What you have to do → Your job is to copy every line in the material containing the word "price".

Supplied material →

_ _ _

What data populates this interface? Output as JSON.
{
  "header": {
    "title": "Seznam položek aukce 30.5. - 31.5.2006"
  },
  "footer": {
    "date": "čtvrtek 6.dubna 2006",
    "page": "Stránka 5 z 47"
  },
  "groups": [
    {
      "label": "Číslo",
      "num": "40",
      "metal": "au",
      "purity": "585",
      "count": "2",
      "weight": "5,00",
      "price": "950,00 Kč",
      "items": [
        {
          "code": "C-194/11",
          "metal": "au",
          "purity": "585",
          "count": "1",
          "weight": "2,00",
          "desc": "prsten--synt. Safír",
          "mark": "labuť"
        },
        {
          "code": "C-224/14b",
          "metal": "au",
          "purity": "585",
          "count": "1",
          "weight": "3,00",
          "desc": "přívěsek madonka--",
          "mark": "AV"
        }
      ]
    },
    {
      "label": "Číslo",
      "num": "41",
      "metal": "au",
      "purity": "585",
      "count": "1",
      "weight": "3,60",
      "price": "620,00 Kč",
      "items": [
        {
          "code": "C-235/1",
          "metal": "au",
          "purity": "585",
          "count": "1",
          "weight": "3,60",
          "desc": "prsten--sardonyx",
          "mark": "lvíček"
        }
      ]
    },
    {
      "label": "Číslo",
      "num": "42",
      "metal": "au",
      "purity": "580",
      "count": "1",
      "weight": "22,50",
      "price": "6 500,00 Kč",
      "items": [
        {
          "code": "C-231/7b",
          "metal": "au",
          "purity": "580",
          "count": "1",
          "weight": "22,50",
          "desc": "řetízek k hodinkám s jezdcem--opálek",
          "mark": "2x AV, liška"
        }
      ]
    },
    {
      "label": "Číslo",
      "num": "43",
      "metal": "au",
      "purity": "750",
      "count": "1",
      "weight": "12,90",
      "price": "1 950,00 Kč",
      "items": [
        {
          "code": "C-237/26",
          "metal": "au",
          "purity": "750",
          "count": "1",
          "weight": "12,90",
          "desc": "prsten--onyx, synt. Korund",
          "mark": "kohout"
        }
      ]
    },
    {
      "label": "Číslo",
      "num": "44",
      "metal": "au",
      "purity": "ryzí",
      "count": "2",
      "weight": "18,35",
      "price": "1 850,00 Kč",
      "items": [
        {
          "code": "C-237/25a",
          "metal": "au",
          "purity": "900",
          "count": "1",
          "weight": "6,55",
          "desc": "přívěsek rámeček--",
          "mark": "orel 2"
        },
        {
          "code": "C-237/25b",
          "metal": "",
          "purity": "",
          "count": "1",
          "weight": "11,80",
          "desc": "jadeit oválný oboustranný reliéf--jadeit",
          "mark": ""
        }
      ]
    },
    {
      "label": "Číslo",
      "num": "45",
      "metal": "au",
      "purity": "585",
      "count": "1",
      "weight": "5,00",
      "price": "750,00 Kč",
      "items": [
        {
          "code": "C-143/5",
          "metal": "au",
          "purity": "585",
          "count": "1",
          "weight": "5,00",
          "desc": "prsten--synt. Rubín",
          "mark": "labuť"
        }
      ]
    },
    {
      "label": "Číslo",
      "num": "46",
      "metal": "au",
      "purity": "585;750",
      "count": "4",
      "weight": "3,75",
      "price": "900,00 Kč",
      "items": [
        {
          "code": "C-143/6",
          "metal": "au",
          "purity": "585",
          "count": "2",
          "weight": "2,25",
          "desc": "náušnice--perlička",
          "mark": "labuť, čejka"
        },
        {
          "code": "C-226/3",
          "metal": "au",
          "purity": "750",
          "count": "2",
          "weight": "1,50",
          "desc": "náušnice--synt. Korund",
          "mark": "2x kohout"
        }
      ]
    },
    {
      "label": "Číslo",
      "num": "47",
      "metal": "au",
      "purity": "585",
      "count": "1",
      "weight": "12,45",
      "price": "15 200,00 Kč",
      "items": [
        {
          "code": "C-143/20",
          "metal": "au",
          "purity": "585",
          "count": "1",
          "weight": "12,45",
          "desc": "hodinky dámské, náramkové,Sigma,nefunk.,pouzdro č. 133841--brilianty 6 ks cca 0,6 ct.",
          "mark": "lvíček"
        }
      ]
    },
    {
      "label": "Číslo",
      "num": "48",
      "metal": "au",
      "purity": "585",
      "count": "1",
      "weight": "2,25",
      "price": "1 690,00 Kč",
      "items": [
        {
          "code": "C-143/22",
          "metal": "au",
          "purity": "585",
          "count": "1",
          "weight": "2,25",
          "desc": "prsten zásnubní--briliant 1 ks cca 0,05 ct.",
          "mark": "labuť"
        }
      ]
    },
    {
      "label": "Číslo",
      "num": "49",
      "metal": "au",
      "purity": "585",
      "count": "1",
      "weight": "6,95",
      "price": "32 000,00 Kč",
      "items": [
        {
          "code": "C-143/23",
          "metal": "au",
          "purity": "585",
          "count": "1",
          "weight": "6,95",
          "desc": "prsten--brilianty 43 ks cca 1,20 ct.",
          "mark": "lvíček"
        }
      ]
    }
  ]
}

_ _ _

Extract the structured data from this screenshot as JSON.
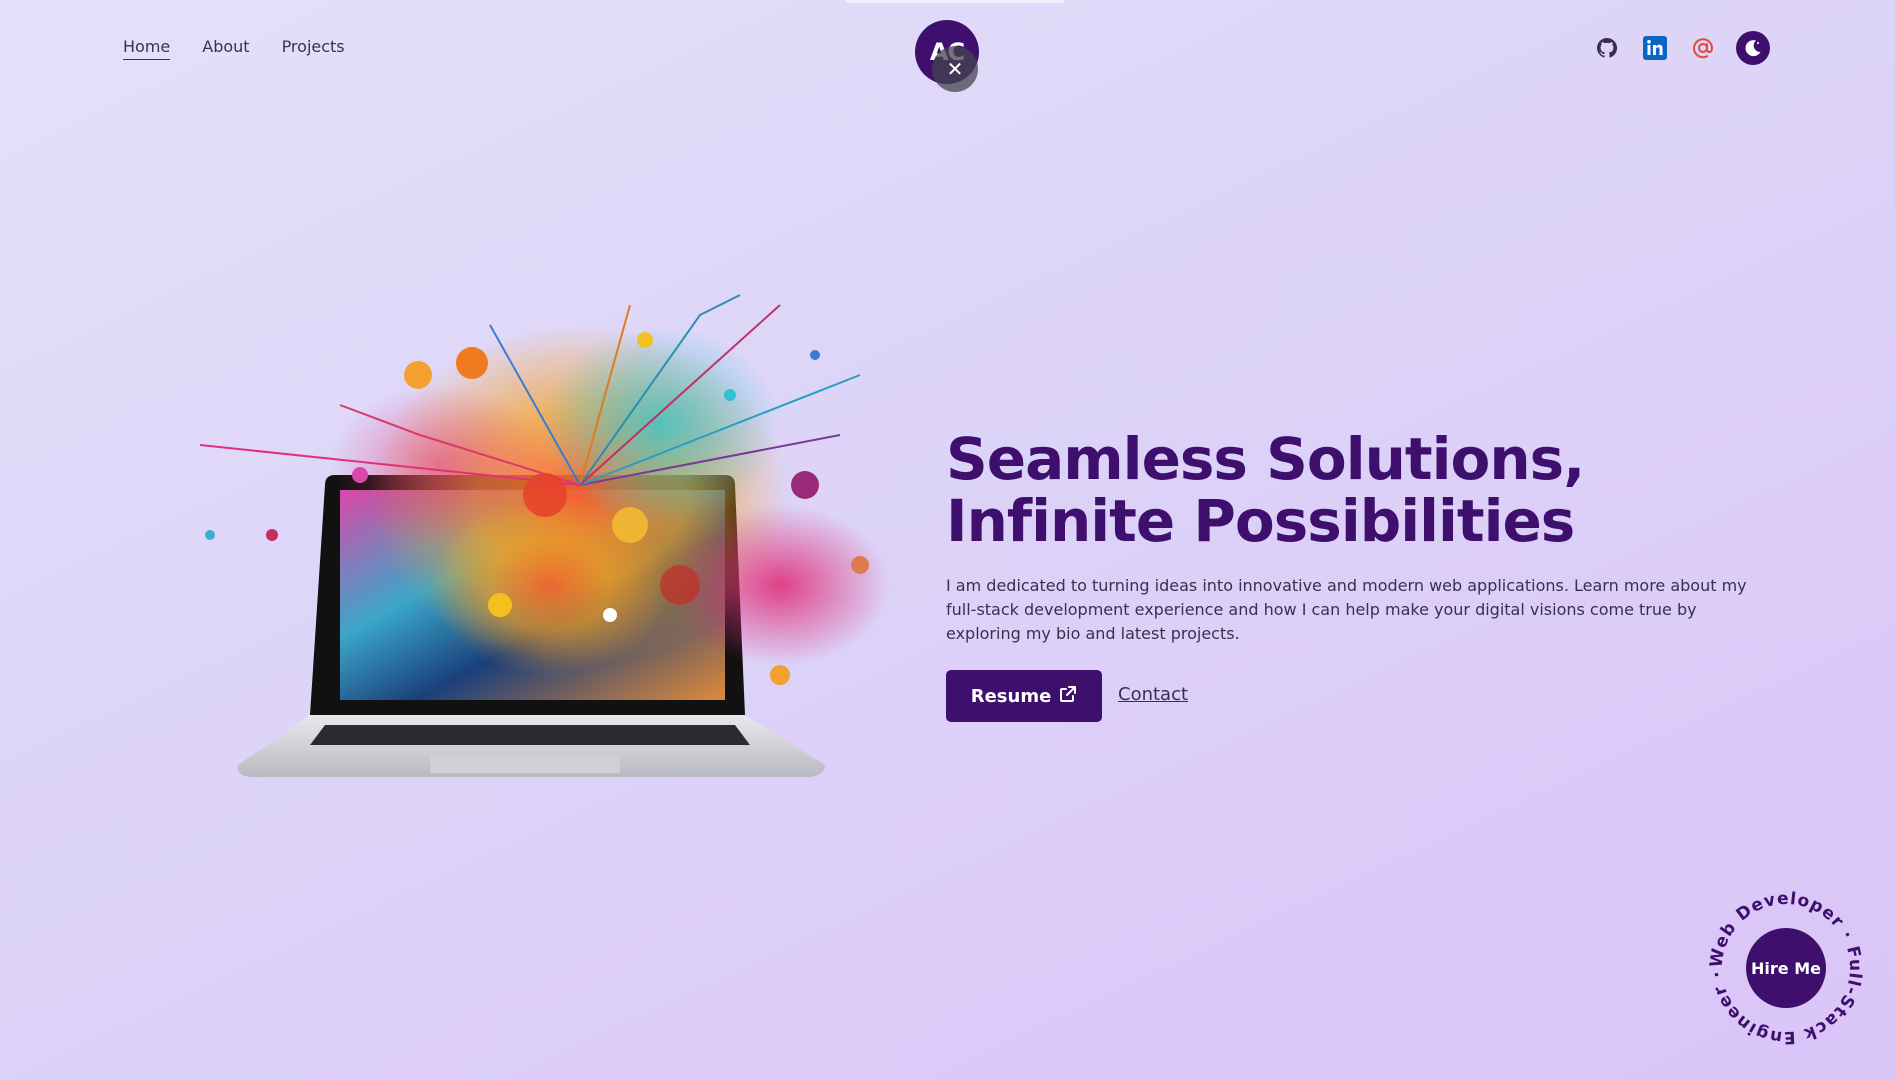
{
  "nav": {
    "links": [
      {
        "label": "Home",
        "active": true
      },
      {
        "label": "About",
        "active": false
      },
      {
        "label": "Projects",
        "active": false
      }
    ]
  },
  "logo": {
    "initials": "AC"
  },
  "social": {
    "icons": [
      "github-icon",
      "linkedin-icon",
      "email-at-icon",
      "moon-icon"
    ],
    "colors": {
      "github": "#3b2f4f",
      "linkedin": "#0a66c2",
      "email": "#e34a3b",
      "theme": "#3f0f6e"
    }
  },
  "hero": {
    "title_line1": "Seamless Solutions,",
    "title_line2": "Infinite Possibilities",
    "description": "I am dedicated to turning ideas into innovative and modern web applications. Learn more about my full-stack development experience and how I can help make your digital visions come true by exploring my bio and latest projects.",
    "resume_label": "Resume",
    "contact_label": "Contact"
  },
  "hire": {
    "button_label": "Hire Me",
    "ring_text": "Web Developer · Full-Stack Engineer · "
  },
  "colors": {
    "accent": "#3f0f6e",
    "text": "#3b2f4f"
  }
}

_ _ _

Answer for the task →
      "price": "950,00 Kč",
      "price": "620,00 Kč",
      "price": "6 500,00 Kč",
      "price": "1 950,00 Kč",
      "price": "1 850,00 Kč",
      "price": "750,00 Kč",
      "price": "900,00 Kč",
      "price": "15 200,00 Kč",
      "price": "1 690,00 Kč",
      "price": "32 000,00 Kč",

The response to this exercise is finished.